Selectmen’s meeting wrap up: DPW works almost nonstop during snowstorm, Hinsdale funding still up in the air

Winsted Town Seal
Winsted Town Seal

WINSTED — The Department of Public Works barely got a break in four days of plowing roads during the first snowstorm of the season, according to Town Manager Robert Geiger.
Geiger spoke about the department’s work during the Board of Selectmen’s regular meeting on Monday, Dec. 21.
The snowstorm started on Wednesday, Dec. 16, eventually leaving more than a foot of snow around town.
“The [department’s employees] started work on Wednesday at 7 p.m. and worked for 20 and one-half hours straight, until 3:30 p.m. on Thursday,” Geiger said. “Then I had [Department Chairman Jim Rollins] send everyone home at 3:30 p.m. for 12 hours. They came back to work at 4 a.m. on Friday and worked for another 11 and a half hours until Friday at 3:30 p.m. Then they all came back on Friday at 11 p.m. and worked until Saturday at 6 a.m. These guys did a tremendous job.”
Geiger said the department is currently short on drivers and they had to clean 13 routes with 11 employees.

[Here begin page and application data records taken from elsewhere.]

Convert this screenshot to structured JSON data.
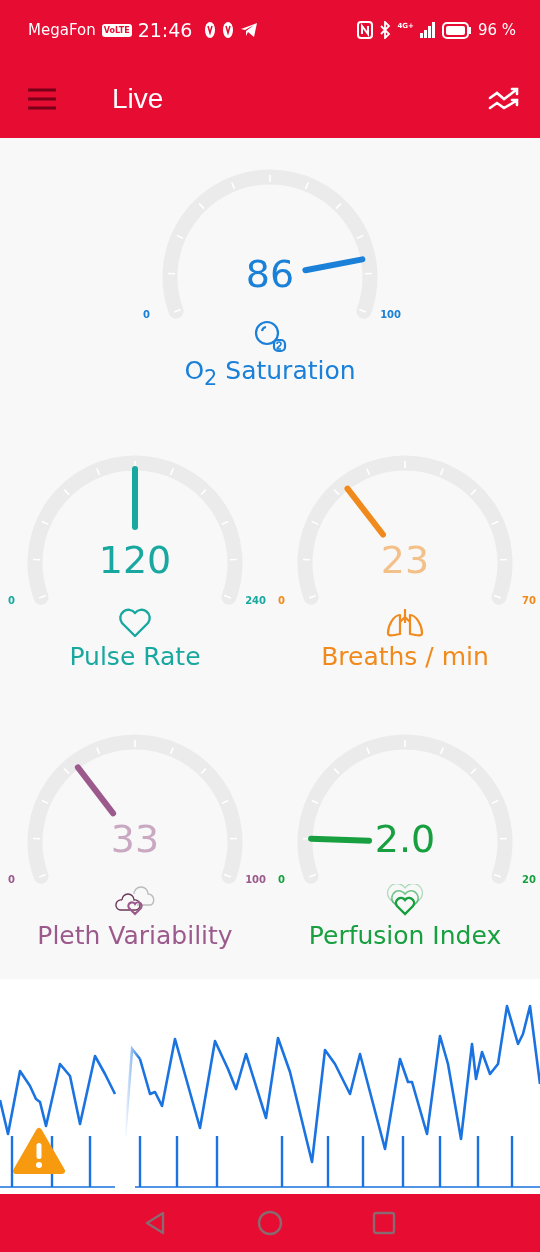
{
  "status_bar": {
    "carrier": "MegaFon",
    "volte": "VoLTE",
    "time": "21:46",
    "network": "4G+",
    "battery": "96 %"
  },
  "app_bar": {
    "title": "Live"
  },
  "gauges": [
    {
      "kind": "oxygen",
      "value": "86",
      "min": "0",
      "max": "100",
      "label": "O$_{2}$ Saturation",
      "color": "#1a80d8",
      "dimmed": false
    },
    {
      "kind": "heart",
      "value": "120",
      "min": "0",
      "max": "240",
      "label": "Pulse Rate",
      "color": "#18a8a0",
      "dimmed": false
    },
    {
      "kind": "lungs",
      "value": "23",
      "min": "0",
      "max": "70",
      "label": "Breaths / min",
      "color": "#f08a1c",
      "dimmed": true
    },
    {
      "kind": "pleth",
      "value": "33",
      "min": "0",
      "max": "100",
      "label": "Pleth Variability",
      "color": "#9c5a8c",
      "dimmed": true
    },
    {
      "kind": "perfusion",
      "value": "2.0",
      "min": "0",
      "max": "20",
      "label": "Perfusion Index",
      "color": "#18a040",
      "dimmed": false
    }
  ]
}
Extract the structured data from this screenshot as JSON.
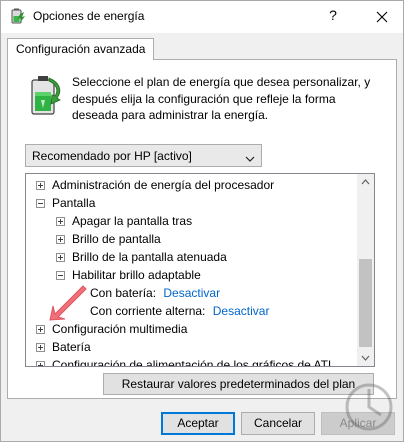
{
  "window": {
    "title": "Opciones de energía",
    "help_glyph": "?",
    "close_icon": "close-icon",
    "app_icon": "power-options-icon"
  },
  "tab": {
    "label": "Configuración avanzada"
  },
  "intro": {
    "icon": "battery-plan-icon",
    "text": "Seleccione el plan de energía que desea personalizar, y después elija la configuración que refleje la forma deseada para administrar la energía."
  },
  "plan_select": {
    "value": "Recomendado por HP [activo]"
  },
  "tree": {
    "rows": [
      {
        "label": "Administración de energía del procesador",
        "state": "collapsed"
      },
      {
        "label": "Pantalla",
        "state": "expanded"
      },
      {
        "label": "Apagar la pantalla tras",
        "state": "collapsed"
      },
      {
        "label": "Brillo de pantalla",
        "state": "collapsed"
      },
      {
        "label": "Brillo de la pantalla atenuada",
        "state": "collapsed"
      },
      {
        "label": "Habilitar brillo adaptable",
        "state": "expanded"
      },
      {
        "label": "Con batería:",
        "value": "Desactivar"
      },
      {
        "label": "Con corriente alterna:",
        "value": "Desactivar"
      },
      {
        "label": "Configuración multimedia",
        "state": "collapsed"
      },
      {
        "label": "Batería",
        "state": "collapsed"
      },
      {
        "label": "Configuración de alimentación de los gráficos de ATI",
        "state": "collapsed"
      }
    ]
  },
  "buttons": {
    "restore": "Restaurar valores predeterminados del plan",
    "ok": "Aceptar",
    "cancel": "Cancelar",
    "apply": "Aplicar"
  },
  "colors": {
    "link": "#0066cc",
    "annotation_arrow": "#f0707a",
    "focus_border": "#0078d7"
  }
}
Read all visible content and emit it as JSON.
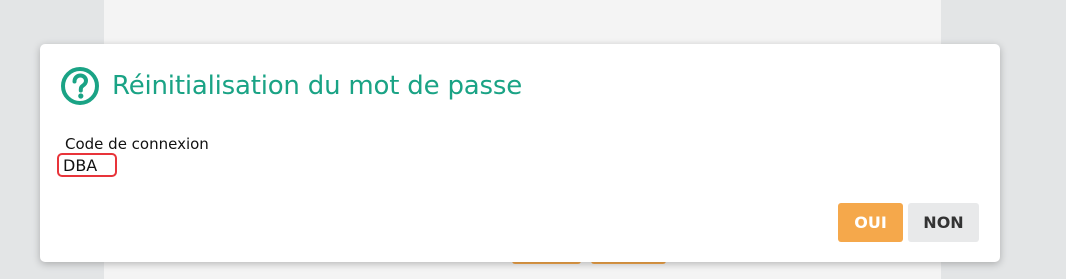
{
  "dialog": {
    "title": "Réinitialisation du mot de passe",
    "icon": "help-circle-icon",
    "field_label": "Code de connexion",
    "field_value": "DBA",
    "yes_label": "OUI",
    "no_label": "NON"
  },
  "colors": {
    "title": "#1aa385",
    "yes_button": "#f5a84b",
    "no_button": "#e8e9ea",
    "input_border": "#e8343a"
  }
}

“We haven’t been able to fill the open positions through the Civil Service Commission yet, but we’re getting close,” Geiger said. “We did have one casualty: one of our drivers took down a light bulb in front of Mario’s Restaurant because they backed into it. I also think we did back into one car and did some slight damage to at the peak of the snowstorm. The storm was almost completely blinding.”
Geiger added that “very few” cars did not follow the town’s parking ban during the snowstorm.
In other business: Geiger reported that the town is still waiting on word from the state’s Bond Commission on funding the Hinsdale School project.
“I hope we’re getting close,” Geiger said. “We’re still waiting for the state. I don’t know if the state is finished with it yet in terms of their bond reviews.”
In September 2019 at a special referendum residents approved funding for the project: $17,425,000, with $6,959,925 in state grants to fund the project, which leaves the town to pay an estimated $10,465,075.
Finance Director Bruce Stratford reported to the board that property tax collections are currently at $13.7 million, which represents 57 percent of the fiscal 2020-2021 budget.
The town is currently at $12.7 million in expenditures, which represents 37 percent of the fiscal 2020-2021 budget.
Stratford said that, as of Nov. 30, the town has $13.3 million in cash in its general fund balance.
“We are very comfortable right now,” Stratford told the selectmen.
He added that work on the audit of fiscal 2019-2020 is wrapping up, but he did not say when work would be finished on it.